[Records Boundary: Start]
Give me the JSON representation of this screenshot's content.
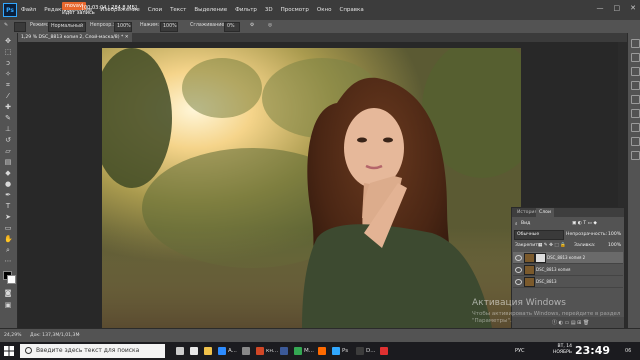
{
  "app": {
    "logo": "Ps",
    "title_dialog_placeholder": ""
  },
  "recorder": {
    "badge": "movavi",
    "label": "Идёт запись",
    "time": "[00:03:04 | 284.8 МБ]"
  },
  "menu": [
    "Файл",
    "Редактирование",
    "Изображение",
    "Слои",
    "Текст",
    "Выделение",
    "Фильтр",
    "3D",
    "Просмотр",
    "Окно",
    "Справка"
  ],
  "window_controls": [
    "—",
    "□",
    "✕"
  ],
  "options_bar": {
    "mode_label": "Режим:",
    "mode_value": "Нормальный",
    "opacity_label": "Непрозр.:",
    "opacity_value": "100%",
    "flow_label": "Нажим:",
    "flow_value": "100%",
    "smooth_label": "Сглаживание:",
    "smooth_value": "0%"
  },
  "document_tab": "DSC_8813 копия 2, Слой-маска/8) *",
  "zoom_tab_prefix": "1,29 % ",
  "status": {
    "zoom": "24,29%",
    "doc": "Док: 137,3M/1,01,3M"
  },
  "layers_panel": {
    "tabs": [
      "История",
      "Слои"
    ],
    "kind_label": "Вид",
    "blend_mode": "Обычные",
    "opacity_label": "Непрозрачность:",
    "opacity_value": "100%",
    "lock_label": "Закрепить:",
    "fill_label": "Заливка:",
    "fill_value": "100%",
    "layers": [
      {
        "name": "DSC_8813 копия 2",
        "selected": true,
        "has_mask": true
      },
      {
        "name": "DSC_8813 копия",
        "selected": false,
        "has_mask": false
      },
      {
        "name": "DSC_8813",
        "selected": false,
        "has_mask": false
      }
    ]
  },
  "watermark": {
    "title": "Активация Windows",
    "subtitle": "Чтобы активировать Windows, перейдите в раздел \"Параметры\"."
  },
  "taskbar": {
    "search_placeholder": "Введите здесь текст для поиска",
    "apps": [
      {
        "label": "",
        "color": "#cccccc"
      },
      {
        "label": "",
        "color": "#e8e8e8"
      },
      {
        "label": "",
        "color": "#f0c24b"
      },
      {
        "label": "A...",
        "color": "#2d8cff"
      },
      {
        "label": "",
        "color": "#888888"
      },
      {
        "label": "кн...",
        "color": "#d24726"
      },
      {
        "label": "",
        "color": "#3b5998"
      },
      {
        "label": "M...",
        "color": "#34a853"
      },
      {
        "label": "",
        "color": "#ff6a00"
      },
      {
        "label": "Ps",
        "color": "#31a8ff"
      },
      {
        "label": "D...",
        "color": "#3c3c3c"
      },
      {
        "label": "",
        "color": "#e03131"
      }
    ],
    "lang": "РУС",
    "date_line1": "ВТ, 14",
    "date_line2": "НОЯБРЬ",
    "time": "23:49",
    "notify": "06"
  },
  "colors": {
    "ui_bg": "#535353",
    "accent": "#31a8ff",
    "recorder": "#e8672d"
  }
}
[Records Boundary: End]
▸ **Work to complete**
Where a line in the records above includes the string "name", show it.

▸ **Response for this exercise**
        "name": "DSC_8813 копия 2",
        "name": "DSC_8813 копия",
        "name": "DSC_8813",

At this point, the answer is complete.